“We’re a highly specialized department. But we also get minimal calls compared to some. We never have more than 10, 15 people on staff at once. We lost a half dozen to the needs department after a busy week last week. They always ask to go over to the needs department, less thinking, less involvement. I’ve been thinking about doing competency tests to get placed here but what’s the point? no one much likes us initially…no one much likes our charges that is. As much as we can have an opinion on that.” He looked hard at her. “Can you manage?”
“I couldn’t say. Who are our charges? What do you do?”
“We cater to the folks on death row.” Flatly. As though this wasn’t just the worst assignment anyone could possibly get.
“Murderers, serial rapists, terrorists. They call out. We show up.”
“We answer the calls of people on death row.” she was stunned. Sickened. “WHY?”
He looked at her curiously, his eyes burning into her face. “They call out. They call out and mean it, someone has to answer. Someone is us.”
“But they…and we…but…” she trailed off at his hard look again.
“You don’t think they deserve it. Understandable. But it’s all there. It’s all written down. They call out, they mean it, they let in The Light and we go. We do what we do. He wrote it down for a reason. Gives them something to rely on, gives us our job requirements in writing.” His tone was dry, not amused but resigned. He had done this speech many times. “There’s another hitch to the job while you’re digesting that first one”
Her eyes widened.
“We can’t go to them like the rest.”
“What do you mean?”

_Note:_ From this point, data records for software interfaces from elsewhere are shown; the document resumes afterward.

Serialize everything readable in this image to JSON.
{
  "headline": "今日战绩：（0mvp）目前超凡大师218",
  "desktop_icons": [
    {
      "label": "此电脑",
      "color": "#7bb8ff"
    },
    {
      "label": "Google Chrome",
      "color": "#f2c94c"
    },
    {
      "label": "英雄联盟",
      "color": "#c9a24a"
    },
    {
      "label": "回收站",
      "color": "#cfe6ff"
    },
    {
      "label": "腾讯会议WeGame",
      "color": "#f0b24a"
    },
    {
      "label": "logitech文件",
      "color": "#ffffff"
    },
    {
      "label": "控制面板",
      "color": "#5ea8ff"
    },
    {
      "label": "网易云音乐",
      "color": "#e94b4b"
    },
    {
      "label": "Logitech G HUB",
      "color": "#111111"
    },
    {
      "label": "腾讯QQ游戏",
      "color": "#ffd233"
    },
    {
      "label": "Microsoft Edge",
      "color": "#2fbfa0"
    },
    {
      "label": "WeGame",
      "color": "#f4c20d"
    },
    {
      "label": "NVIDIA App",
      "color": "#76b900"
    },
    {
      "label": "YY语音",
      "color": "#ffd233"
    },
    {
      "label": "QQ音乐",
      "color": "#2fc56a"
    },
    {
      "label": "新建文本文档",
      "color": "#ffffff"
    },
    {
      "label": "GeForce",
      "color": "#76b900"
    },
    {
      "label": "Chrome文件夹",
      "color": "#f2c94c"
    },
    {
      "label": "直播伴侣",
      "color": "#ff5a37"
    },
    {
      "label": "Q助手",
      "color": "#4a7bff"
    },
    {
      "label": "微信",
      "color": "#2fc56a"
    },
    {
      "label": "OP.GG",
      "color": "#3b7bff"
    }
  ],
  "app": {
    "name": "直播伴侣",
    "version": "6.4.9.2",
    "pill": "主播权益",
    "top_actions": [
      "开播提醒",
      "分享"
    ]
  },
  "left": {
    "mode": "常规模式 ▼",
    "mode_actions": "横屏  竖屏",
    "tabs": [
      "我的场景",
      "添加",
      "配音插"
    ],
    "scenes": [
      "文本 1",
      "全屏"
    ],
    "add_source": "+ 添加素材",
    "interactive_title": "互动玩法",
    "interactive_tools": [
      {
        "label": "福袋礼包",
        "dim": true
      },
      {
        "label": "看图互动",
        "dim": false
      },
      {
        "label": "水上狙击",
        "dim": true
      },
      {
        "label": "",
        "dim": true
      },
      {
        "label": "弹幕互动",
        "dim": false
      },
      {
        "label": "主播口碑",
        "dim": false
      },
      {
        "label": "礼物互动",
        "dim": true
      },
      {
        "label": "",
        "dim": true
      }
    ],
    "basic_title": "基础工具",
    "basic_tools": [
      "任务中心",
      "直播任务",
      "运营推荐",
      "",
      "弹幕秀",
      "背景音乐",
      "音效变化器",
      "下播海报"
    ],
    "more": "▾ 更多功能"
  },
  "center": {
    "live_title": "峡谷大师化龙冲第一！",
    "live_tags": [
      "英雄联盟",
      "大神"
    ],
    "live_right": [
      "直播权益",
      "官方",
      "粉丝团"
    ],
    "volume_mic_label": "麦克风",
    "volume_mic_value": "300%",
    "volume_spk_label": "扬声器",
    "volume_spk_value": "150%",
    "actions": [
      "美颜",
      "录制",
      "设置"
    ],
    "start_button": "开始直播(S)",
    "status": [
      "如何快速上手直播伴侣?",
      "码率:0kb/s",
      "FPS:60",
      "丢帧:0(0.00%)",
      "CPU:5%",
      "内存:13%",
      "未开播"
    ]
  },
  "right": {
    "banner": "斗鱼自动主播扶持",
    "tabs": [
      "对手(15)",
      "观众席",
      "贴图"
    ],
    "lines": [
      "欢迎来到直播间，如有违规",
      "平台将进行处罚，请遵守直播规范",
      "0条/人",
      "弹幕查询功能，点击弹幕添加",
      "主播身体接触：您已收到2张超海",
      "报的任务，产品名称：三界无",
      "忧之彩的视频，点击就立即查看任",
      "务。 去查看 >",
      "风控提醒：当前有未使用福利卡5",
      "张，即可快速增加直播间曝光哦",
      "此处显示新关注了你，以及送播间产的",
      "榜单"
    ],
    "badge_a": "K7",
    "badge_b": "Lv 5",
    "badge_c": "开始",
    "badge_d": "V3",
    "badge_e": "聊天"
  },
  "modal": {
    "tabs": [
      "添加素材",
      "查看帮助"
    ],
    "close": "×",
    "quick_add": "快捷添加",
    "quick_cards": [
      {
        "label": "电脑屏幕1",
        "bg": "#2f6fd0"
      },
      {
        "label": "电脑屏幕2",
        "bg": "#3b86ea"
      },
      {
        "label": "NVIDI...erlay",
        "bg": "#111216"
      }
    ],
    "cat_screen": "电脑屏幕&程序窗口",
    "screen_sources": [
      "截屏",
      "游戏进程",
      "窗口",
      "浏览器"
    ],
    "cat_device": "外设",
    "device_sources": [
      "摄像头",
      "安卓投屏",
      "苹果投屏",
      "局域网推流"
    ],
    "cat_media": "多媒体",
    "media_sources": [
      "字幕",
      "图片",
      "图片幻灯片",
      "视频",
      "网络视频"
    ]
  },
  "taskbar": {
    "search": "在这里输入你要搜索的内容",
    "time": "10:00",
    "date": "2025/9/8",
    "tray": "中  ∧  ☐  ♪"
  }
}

“The rest of the empathetic departments, where’d you come from…amputations? Right like amputations, you go to them in their hospital bed, on the battle field. Hold them, enter their space so they’re sure of you. Be near them. But that place they go, to preform the executions? That’s separate from Him. That’s something they thought up on their own and we can’t go there.”
“The Other, th-the Nothing is it…?” she swallowed at the mere thought of it. To be near such destruction was the provenance of the warrior class, the Michaels.
“Nope. Nothing so dramatic. It’s just a nasty little thing they came up with down there. He gifted them the ability to think for themselves and lo and behold all they can come up with is wretchedness. Typical. Typical.” He sighed heavily. “Whatever the case, like all things that aren’t a part of Him, we work a day types can’t go near it. Frustrating but for the best.”
“So what do we, how do we preform our duties?” Her mouth was dry and her heart pounding. This was awful. AWFUL! Who did she enrage to get shuffled here?
“We sit in the gallery, only they can see us. They know who we are because we don’t show up until they let in The Light. We give them a smile and a wave, one of our more senior staff members gives them some waterworks, a little tear, and give them a big flash of light as they go. Easy as pie.”
Her mind raced. How was it possible that they REALLY answered the calls of the worst of the worst down there? The ones who destroyed all the goodness He put in the world. She had heard about this ghoulish idea they had thought up down there, she knew that it didn’t work quite the way they had hoped and that sometimes good people perished needlessly. She knew that there were occasionally wars that she had had to hover above because they weren’t really part of Him, but she was always allowed to go to them after they left the battlefield.
(and then…I just sort of lost the thread of the story. Do you have it?)